A few months ago I saw an amazing art installation in the basement of Selfridges (I have such postmodern Saturday afternoons) – Brian Eno’s 77 Million Paintings. Like you, my first thought was “Brian Eno may be a genius but even he can’t do 77 Million Paintings… or can he?”. Well, he has – sort of. He actually painted about 300, then used software to merge and blend them at random, to create a shifting kaleidoscope, inevitably accompanied by his signature ambient music.
OK that description doesn’t sound too mind-blowing and even this YouTube video doesn’t do it justice – but when you see the paintings blown up on massive screens in a cathedral-dark space and you feel the deep notes vibrating through your body, it’s a genuinely mesmerising experience. As if stained glass windows had come to life.
One of the most impressive things about it was the slowness with which the images changed, so that the transformation was barely discernible. I would stare at an image, waiting for it to change, convinced that nothing was happening, then suddenly realise I was looking at a different picture. I had the feeling that at last I was looking at what computer-generated imagery should be capable of – not in terms of dazzling fireworks, but subtlety and suggestion.

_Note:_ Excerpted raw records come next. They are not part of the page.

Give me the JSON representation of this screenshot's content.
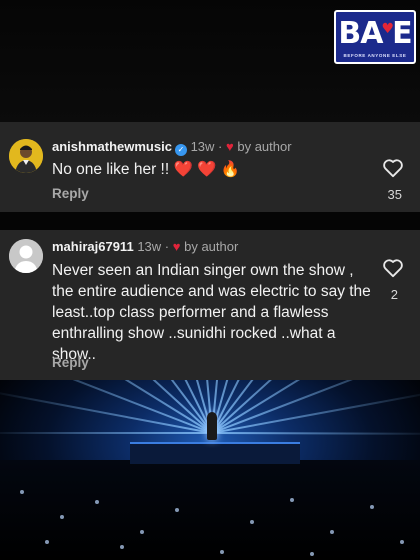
{
  "logo": {
    "text_left": "BA",
    "text_right": "E",
    "tagline": "BEFORE ANYONE ELSE",
    "color": "#1c2a8c"
  },
  "comments": [
    {
      "username": "anishmathewmusic",
      "verified": true,
      "time": "13w",
      "separator": "·",
      "author_label": "by author",
      "text": "No one like her !! ❤️ ❤️ 🔥",
      "reply_label": "Reply",
      "likes": "35",
      "avatar_icon": "profile-photo"
    },
    {
      "username": "mahiraj67911",
      "verified": false,
      "time": "13w",
      "separator": "·",
      "author_label": "by author",
      "text": "Never seen an Indian singer own the show , the entire audience and  was electric to say the least..top class performer and a flawless enthralling show ..sunidhi rocked ..what a show..",
      "reply_label": "Reply",
      "likes": "2",
      "avatar_icon": "default-avatar"
    }
  ],
  "colors": {
    "card_bg": "#262626",
    "heart_red": "#e0243a",
    "verified_blue": "#3797f0",
    "muted_text": "#a8a8a8"
  }
}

So it was great to come across this post on the Bad Banana Blog, informing me that 77 Million Paintings is available as a DVD and software CD – so I can (ahem) install the installation in my living room and experience something of the (ahem) ambience of the original. And so can you – Amazon links on the 77 Million Paintings site.
Thanks to Roger for introducing me to the Bad Banana Blog which looks terrific – written by Tim Siedel, Creative Director of Fusebox, who have won so many awards they’ve given up entering them. A man who obviously knows his creative onions, well worth reading.
(Photos courtesy Mrs WT.)